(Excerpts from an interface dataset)
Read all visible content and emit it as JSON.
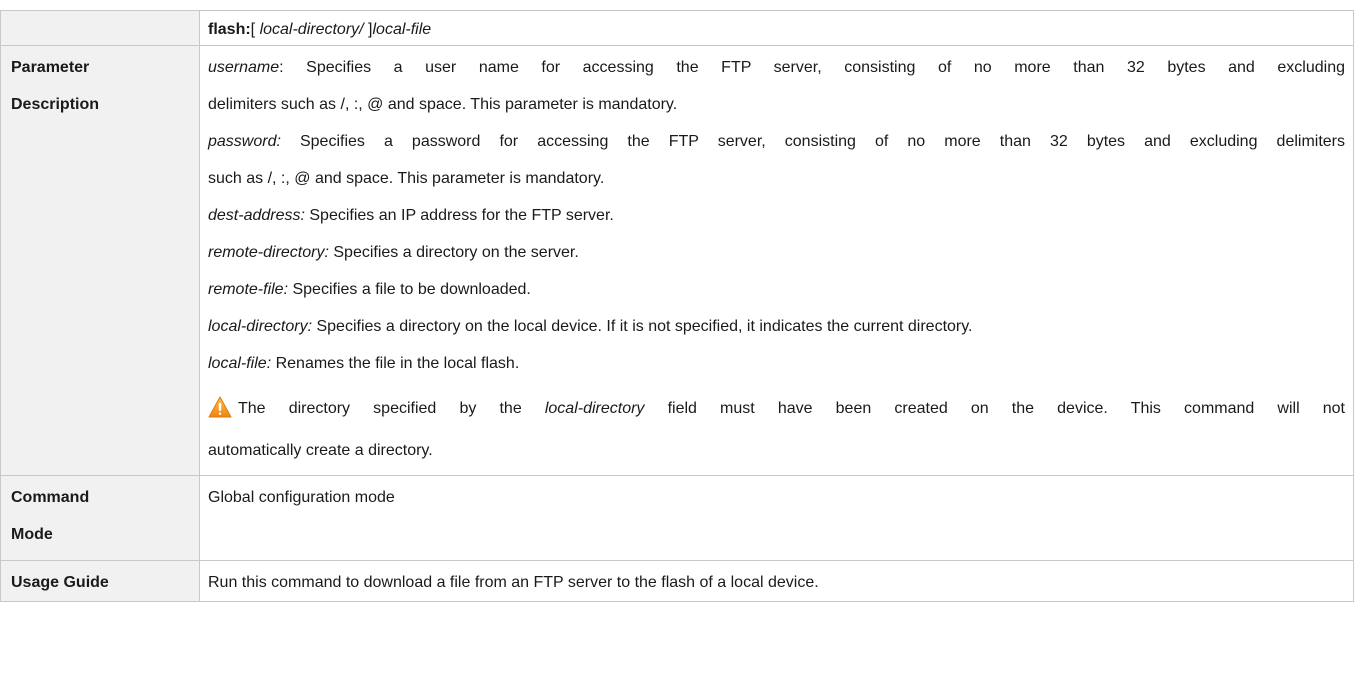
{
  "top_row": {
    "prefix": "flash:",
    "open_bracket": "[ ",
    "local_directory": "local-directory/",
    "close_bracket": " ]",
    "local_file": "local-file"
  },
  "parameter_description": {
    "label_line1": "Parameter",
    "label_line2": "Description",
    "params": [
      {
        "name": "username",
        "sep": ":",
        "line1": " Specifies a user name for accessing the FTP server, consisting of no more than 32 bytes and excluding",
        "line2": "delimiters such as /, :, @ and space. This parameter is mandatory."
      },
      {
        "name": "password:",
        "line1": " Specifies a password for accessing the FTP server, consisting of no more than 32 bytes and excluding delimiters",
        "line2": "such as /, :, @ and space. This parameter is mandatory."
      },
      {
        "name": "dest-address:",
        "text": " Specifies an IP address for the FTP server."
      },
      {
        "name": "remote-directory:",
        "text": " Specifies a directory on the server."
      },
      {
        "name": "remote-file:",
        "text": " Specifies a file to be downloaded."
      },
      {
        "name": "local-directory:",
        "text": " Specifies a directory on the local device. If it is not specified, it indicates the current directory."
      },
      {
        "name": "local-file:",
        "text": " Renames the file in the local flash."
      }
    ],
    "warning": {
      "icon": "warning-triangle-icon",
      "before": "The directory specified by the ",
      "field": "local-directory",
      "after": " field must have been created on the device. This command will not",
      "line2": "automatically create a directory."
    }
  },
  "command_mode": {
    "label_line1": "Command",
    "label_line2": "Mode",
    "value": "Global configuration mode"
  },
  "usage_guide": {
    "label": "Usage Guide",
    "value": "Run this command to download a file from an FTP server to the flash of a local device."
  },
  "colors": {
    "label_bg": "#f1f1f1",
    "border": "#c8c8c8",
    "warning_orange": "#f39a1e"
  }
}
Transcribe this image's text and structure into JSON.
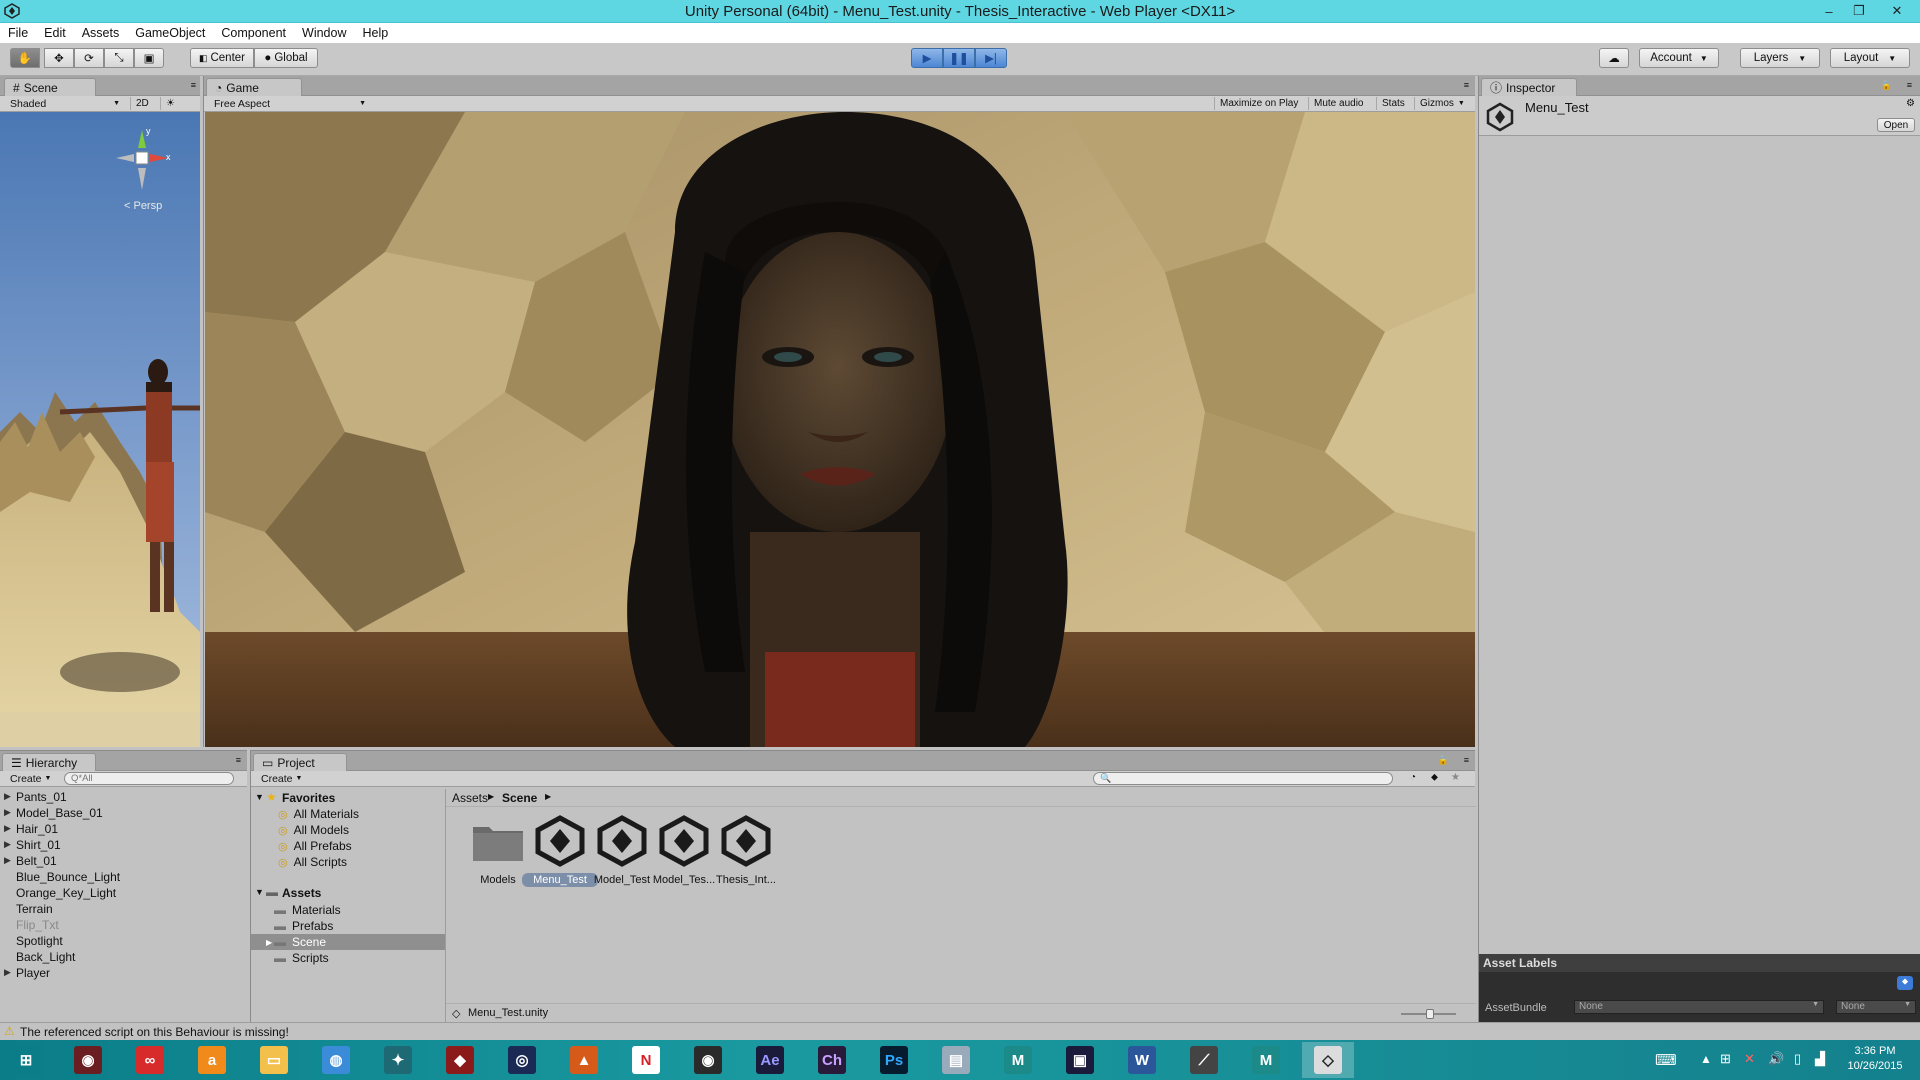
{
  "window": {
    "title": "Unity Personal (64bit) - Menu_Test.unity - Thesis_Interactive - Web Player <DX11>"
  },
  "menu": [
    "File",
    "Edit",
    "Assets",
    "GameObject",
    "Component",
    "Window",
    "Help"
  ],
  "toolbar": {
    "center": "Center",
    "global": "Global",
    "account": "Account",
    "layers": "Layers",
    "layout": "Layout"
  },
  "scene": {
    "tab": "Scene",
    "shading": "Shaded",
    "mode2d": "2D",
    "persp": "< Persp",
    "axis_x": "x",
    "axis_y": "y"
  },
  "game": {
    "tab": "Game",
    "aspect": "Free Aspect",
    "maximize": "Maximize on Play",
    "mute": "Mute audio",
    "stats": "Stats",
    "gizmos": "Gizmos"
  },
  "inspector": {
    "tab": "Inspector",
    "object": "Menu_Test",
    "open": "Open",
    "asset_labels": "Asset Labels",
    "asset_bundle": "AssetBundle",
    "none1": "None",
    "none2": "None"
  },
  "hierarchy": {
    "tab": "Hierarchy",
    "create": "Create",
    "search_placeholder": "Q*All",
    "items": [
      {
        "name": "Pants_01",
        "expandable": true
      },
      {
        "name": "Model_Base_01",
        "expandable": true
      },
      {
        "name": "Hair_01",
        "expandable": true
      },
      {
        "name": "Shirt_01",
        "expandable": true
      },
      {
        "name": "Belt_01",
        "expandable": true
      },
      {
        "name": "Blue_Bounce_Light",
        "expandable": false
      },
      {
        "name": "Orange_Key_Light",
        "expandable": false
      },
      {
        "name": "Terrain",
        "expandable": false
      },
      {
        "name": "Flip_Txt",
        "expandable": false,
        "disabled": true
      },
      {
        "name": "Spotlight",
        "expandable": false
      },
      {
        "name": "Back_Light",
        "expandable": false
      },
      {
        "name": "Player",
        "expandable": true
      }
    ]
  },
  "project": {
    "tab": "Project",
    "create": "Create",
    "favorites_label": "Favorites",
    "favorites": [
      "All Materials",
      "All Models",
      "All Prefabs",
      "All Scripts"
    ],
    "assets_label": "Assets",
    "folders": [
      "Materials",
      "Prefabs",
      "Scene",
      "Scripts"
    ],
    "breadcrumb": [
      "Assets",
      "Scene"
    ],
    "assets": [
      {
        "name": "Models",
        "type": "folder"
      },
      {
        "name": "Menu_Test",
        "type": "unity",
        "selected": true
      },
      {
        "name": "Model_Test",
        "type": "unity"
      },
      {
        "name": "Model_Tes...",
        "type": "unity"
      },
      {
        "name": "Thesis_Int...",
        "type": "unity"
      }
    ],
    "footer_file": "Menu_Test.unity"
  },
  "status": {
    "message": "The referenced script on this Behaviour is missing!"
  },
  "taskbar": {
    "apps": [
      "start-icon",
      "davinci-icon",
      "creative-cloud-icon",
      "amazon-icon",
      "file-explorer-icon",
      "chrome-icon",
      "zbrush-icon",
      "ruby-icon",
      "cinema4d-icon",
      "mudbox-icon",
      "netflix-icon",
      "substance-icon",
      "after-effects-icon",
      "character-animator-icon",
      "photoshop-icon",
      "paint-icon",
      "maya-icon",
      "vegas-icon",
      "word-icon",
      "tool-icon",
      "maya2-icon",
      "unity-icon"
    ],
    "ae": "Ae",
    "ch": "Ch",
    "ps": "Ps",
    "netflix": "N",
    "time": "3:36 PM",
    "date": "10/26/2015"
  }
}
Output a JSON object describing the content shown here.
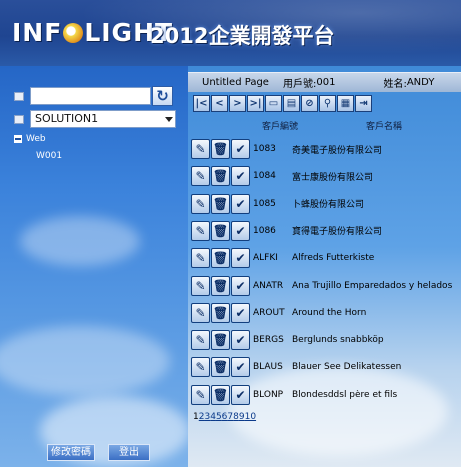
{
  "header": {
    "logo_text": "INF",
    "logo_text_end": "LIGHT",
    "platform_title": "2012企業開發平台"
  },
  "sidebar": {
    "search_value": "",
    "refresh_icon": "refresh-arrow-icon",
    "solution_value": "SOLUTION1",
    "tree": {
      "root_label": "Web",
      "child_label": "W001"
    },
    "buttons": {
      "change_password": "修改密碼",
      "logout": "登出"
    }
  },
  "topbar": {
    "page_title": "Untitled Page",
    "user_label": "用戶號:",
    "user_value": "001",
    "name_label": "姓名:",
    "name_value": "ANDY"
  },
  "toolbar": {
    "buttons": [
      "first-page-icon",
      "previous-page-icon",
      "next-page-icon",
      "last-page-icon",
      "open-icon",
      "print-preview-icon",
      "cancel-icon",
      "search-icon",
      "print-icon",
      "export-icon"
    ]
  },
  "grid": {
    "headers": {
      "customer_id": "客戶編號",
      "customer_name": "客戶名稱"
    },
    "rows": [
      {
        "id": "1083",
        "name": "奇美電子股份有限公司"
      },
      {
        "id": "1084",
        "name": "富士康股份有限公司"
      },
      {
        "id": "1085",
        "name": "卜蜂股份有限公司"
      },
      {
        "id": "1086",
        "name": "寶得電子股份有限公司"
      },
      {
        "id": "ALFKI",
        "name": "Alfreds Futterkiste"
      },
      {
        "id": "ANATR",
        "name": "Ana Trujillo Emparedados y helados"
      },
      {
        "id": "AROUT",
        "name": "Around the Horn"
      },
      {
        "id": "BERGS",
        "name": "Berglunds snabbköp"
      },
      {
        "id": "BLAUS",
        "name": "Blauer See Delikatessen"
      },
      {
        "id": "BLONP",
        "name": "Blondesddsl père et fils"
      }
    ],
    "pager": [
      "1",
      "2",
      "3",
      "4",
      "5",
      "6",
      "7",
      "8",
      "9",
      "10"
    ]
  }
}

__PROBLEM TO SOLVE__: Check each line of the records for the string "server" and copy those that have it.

__ANSWER TO THIS TASK__:
        "line1": " Specifies a user name for accessing the FTP server, consisting of no more than 32 bytes and excluding",
        "line1": " Specifies a password for accessing the FTP server, consisting of no more than 32 bytes and excluding delimiters",
        "text": " Specifies an IP address for the FTP server."
        "text": " Specifies a directory on the server."
    "value": "Run this command to download a file from an FTP server to the flash of a local device."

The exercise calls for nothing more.